But I recently started thinking about another way to do this, that would get around the challenges of trying to depict such completely alien cultures and languages using written text in our very limited and culturally constrained 21st century languages. What if, instead of presenting this future in a novel, I presented it in a film? And what if, instead of writing a screenplay with dialogue that has the same problems of language as a novel, the screenplay had no words? What if, in other words, it were presented as a kind of two-centuries-later update of the cultural documentary Baraka (a Sufi word meaning “the weaving of life together”)?
For those not familiar with this film, or with the films that inspired it — Koyaanisqatsi (Life Out of Balance) and Powaqqatsi (Life in Transformation) — Baraka is a set of twenty sequential visual vignettes, of about five minutes duration each, set in places around the world, depicting different aspects of the human condition. It has no plot, no actors, no script (in the conventional sense) and no dialogue.
The picture above from this film is of a girl from the Kayapo tribe in the Brasilian rainforest. It could easily, I think, also be in my film set in the year 2200.
I have been working with a cinematographer friend, Danielle Seville, to scope out how we could make this film. What I envision is starting with a set of premises about life in 2200 — mainly, that it would be peaceful, joyful, sustainable, and diverse, a world where (like humans did before the invention of tools and technologies) we scavenge much of what we need — except that in 2200, we will scavenge largely from the abandoned relics of the “civilized” world. It will be a world of sufficiency but also one of great comfort and spiritual rediscovery, as we will have re-learned how to live in the natural world, in concert and in balance with the rest of life on Earth.
To try to imagine such a diverse future world is, I think, beyond the capacity of any one person (I’ve certainly tried, as hundreds of pages of discarded text from my novel attest). So instead, what I intend to do is to bring together a group of very imaginative people in a Creation Event and have us work collaboratively to develop the imagery, future cultures, music and sound the film would capture. I envision having artists and anthropologists and students of indigenous cultures past and present among the collaborators. I can see us sketching out and improvisationally acting out the scenes in real time, wordlessly, in Open Space. We’d have make-up artists and henna artists and tattoo artists and body-painters and animators and photoshoppers developing models of what we would look like and how we’d behave, using the participants as their canvasses. The Creation Event would itself be filmed.

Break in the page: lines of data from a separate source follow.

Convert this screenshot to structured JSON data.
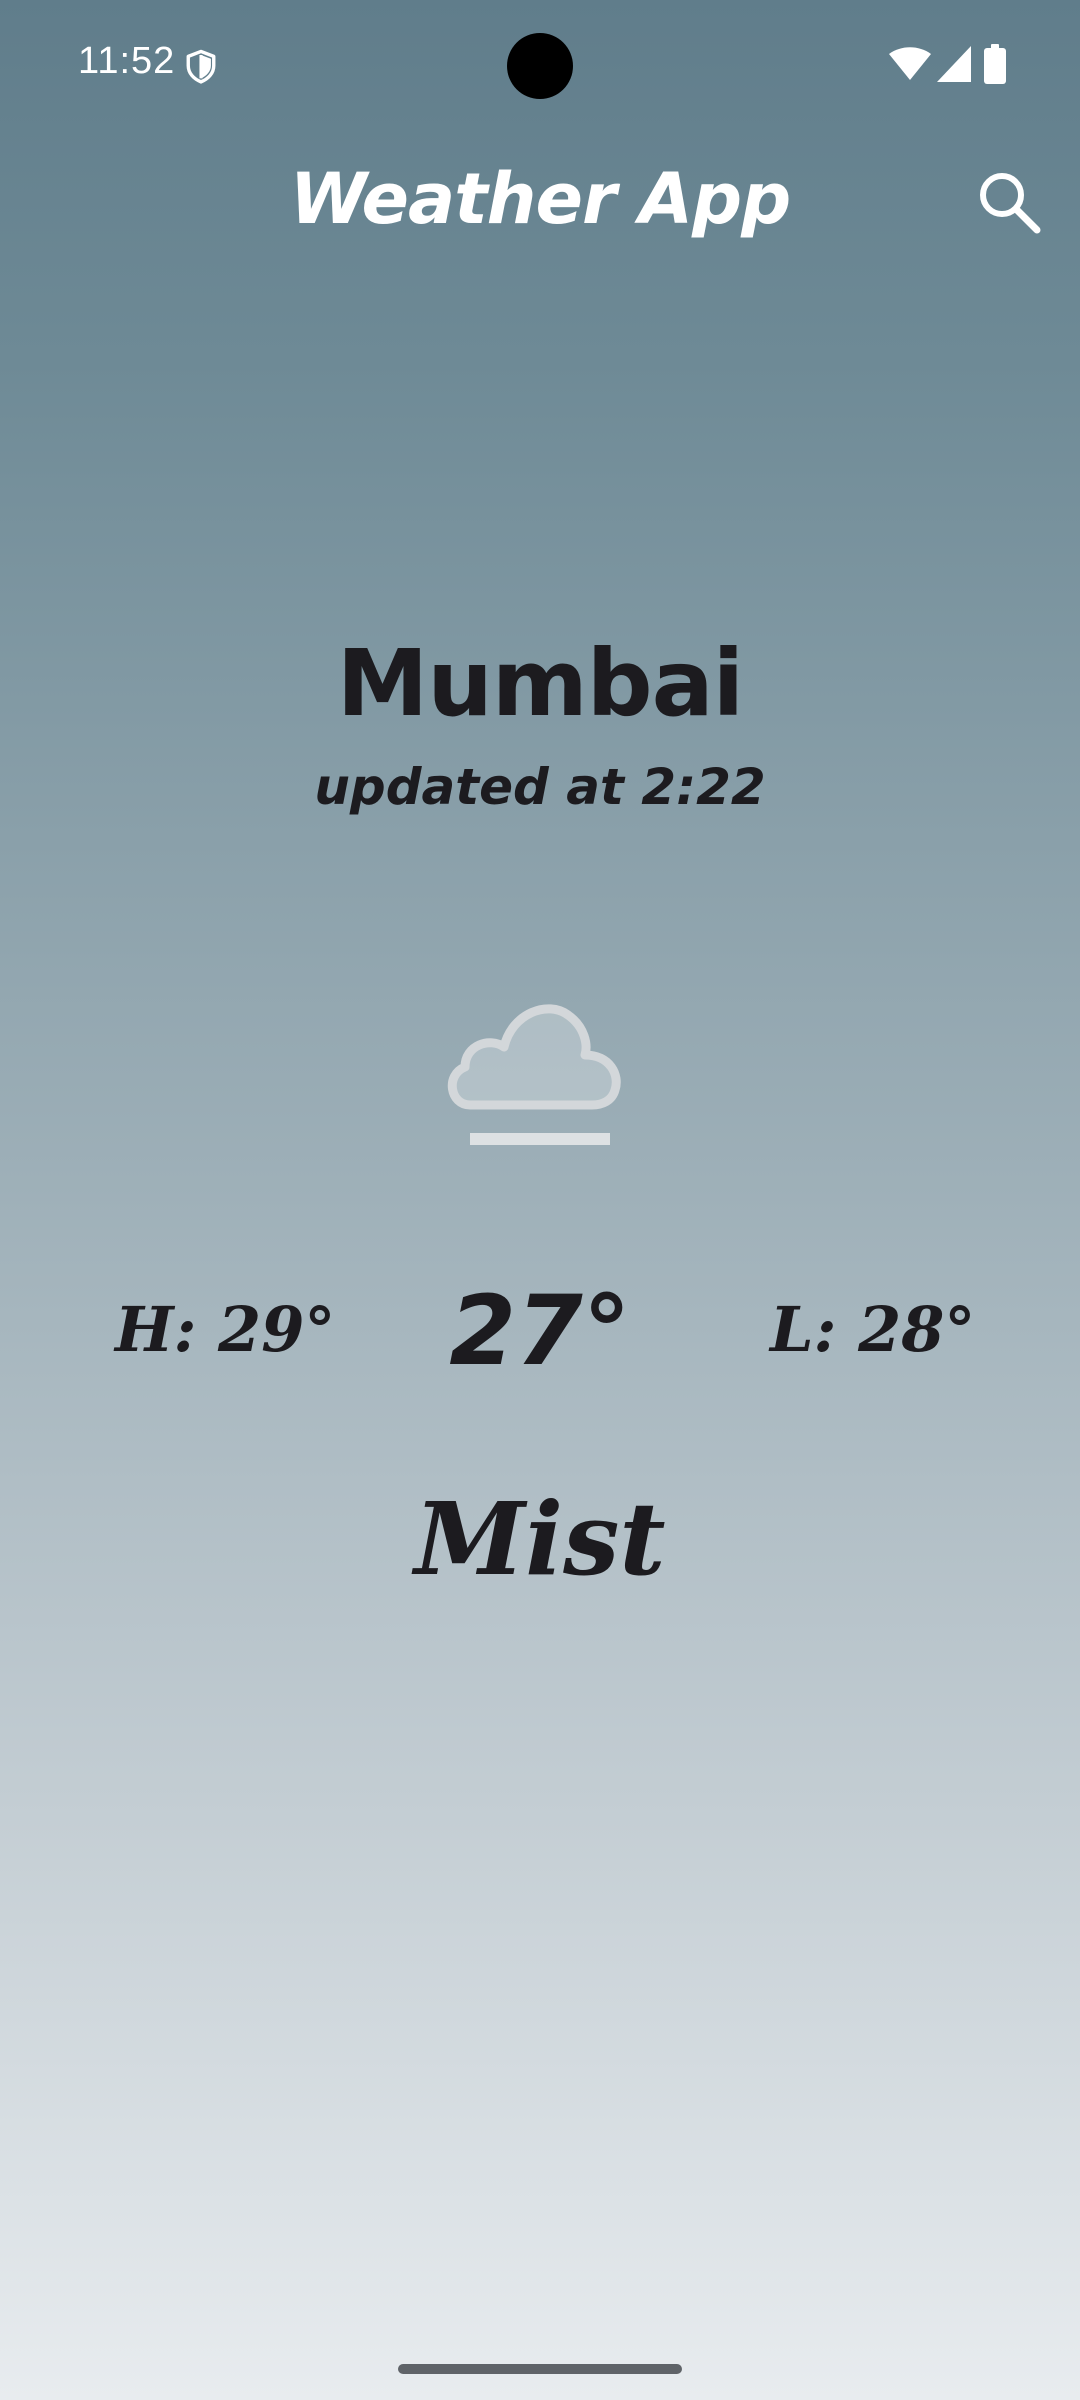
{
  "status_bar": {
    "time": "11:52",
    "icons": [
      "shield-icon",
      "wifi-icon",
      "cell-signal-icon",
      "battery-icon"
    ]
  },
  "app_bar": {
    "title": "Weather App",
    "search_icon": "search-icon"
  },
  "weather": {
    "city": "Mumbai",
    "updated": "updated at 2:22",
    "icon": "mist-cloud-icon",
    "high": "H: 29°",
    "current": "27°",
    "low": "L: 28°",
    "condition": "Mist"
  },
  "colors": {
    "gradient_top": "#607d8b",
    "gradient_bottom": "#e8ecef",
    "text_dark": "#1c1b1f",
    "text_light": "#ffffff"
  }
}
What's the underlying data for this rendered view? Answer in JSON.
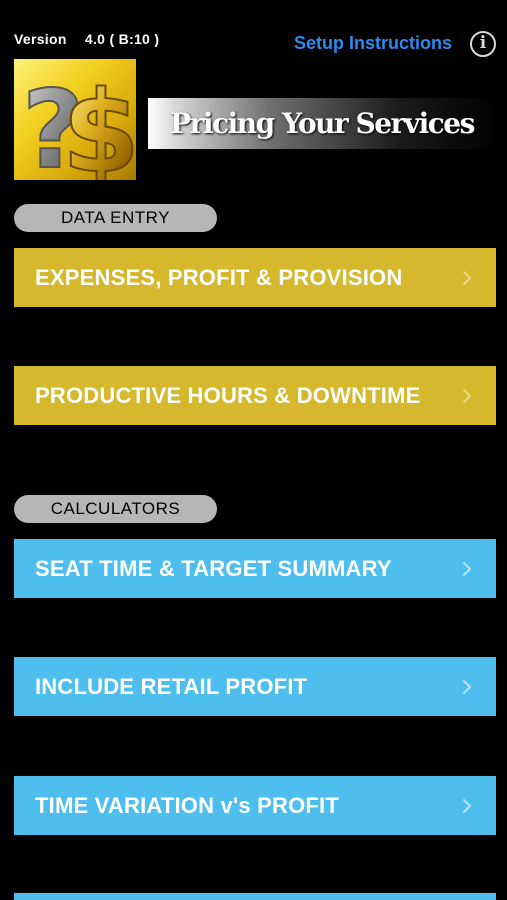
{
  "header": {
    "version_label": "Version",
    "version_number": "4.0 ( B:10 )",
    "setup_link": "Setup Instructions",
    "info_icon": "info-circle-icon"
  },
  "logo": {
    "icon": "question-dollar-logo",
    "glyphs": "?$"
  },
  "title": "Pricing Your Services",
  "sections": {
    "data_entry": "DATA ENTRY",
    "calculators": "CALCULATORS"
  },
  "buttons": [
    {
      "label": "EXPENSES, PROFIT & PROVISION",
      "color": "#d5b82b"
    },
    {
      "label": "PRODUCTIVE HOURS & DOWNTIME",
      "color": "#d5b82b"
    },
    {
      "label": "SEAT TIME & TARGET SUMMARY",
      "color": "#4ebeef"
    },
    {
      "label": "INCLUDE RETAIL PROFIT",
      "color": "#4ebeef"
    },
    {
      "label": "TIME VARIATION v's PROFIT",
      "color": "#4ebeef"
    }
  ],
  "colors": {
    "background": "#000000",
    "link": "#2b8bf0",
    "data_entry_button": "#d5b82b",
    "calculator_button": "#4ebeef",
    "section_pill": "#b6b6b6"
  }
}
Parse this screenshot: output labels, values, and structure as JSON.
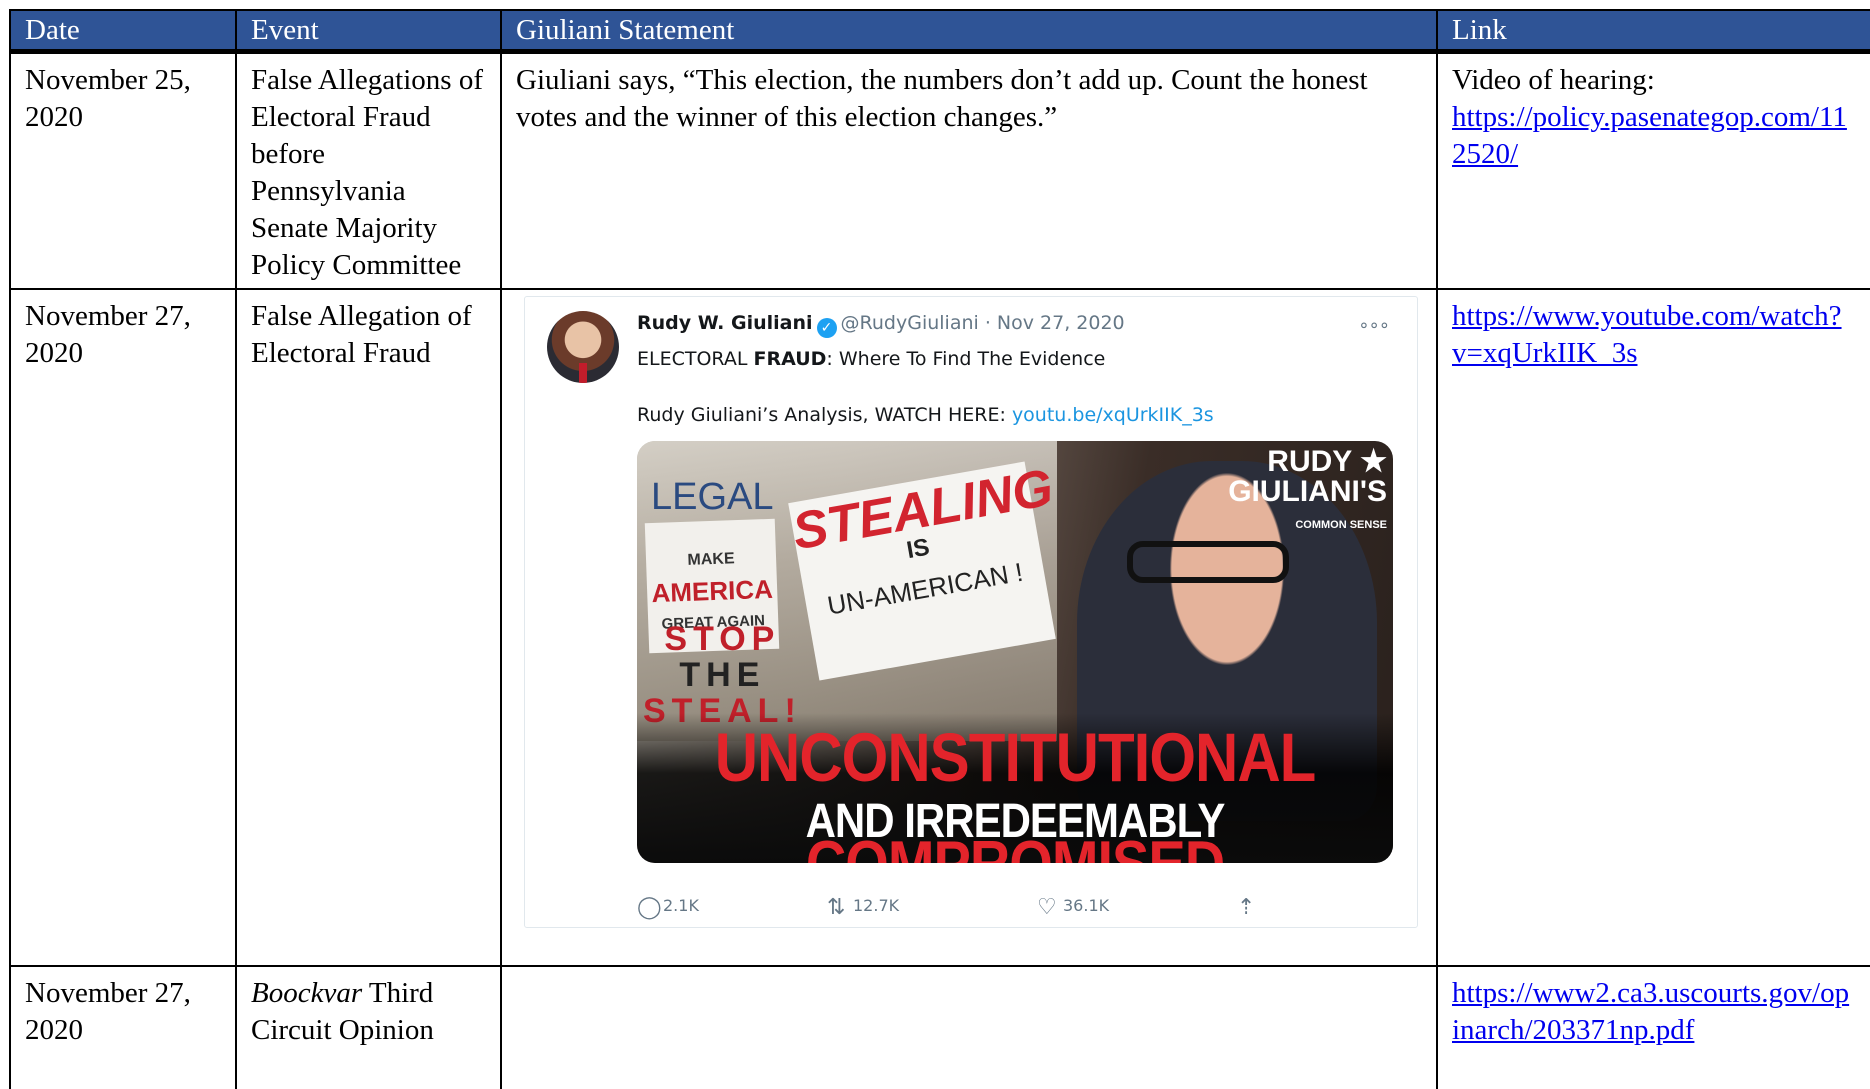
{
  "table": {
    "headers": [
      "Date",
      "Event",
      "Giuliani Statement",
      "Link"
    ],
    "rows": [
      {
        "date": "November 25, 2020",
        "event": "False Allegations of Electoral Fraud before Pennsylvania Senate Majority Policy Committee",
        "statement": "Giuliani says, “This election, the numbers don’t add up.  Count the honest votes and the winner of this election changes.”",
        "link_prefix": "Video of hearing:",
        "link": "https://policy.pasenategop.com/112520/"
      },
      {
        "date": "November 27, 2020",
        "event": "False Allegation of Electoral Fraud",
        "link": "https://www.youtube.com/watch?v=xqUrkIIK_3s"
      },
      {
        "date": "November 27, 2020",
        "event_italic": "Boockvar",
        "event_rest": " Third Circuit Opinion",
        "statement": "",
        "link": "https://www2.ca3.uscourts.gov/opinarch/203371np.pdf"
      }
    ]
  },
  "tweet": {
    "name": "Rudy W. Giuliani",
    "verified_mark": "✓",
    "handle": "@RudyGiuliani · Nov 27, 2020",
    "more": "∘∘∘",
    "subtitle_pre": "ELECTORAL ",
    "subtitle_bold": "FRAUD",
    "subtitle_post": ": Where To Find The Evidence",
    "analysis_text": "Rudy Giuliani’s Analysis, WATCH HERE: ",
    "analysis_link": "youtu.be/xqUrkIIK_3s",
    "image": {
      "legal": "LEGAL",
      "maga_1": "MAKE",
      "maga_2": "AMERICA",
      "maga_3": "GREAT AGAIN",
      "stop_1": "STOP",
      "stop_2": "THE",
      "stop_3": "STEAL!",
      "sign_1": "STEALING",
      "sign_2": "IS",
      "sign_3": "UN-AMERICAN !",
      "brand_1": "RUDY ★",
      "brand_2": "GIULIANI'S",
      "brand_3": "COMMON SENSE",
      "headline_1": "UNCONSTITUTIONAL",
      "headline_2": "AND IRREDEEMABLY ",
      "headline_3": "COMPROMISED"
    },
    "actions": {
      "reply_icon": "comment-icon",
      "reply": "2.1K",
      "retweet_icon": "retweet-icon",
      "retweet": "12.7K",
      "like_icon": "heart-icon",
      "like": "36.1K",
      "share_icon": "share-icon"
    }
  },
  "colors": {
    "header_bg": "#2f5496",
    "link": "#0000ee",
    "tweet_link": "#1b95e0",
    "verified": "#1da1f2",
    "headline_red": "#e3242b"
  }
}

And then it would be my job, working with Danielle and her team, to craft a screenplay with “scenes from the future” that captures all of these ideas, and then to assemble a team of improvisors (not actors, really) to wordlessly act out these brief scenes.
Part of the challenge will be to capture the reconnection of the human species with all-life-on-Earth, with scenes (like the image above from Baraka) that position us in the context of a rediscovered natural world, one that envelopes and welcomes and towers over us (rather than one we try to control), and offers us food, shelter, water, meaning, love — everything we ever needed. Much of the film, then, will not portray humans at all, but rather the natural places where we will then live, and the creatures we will share those places with, in sacred balance.
That’s the idea so far, anyway.
Category: Creative Works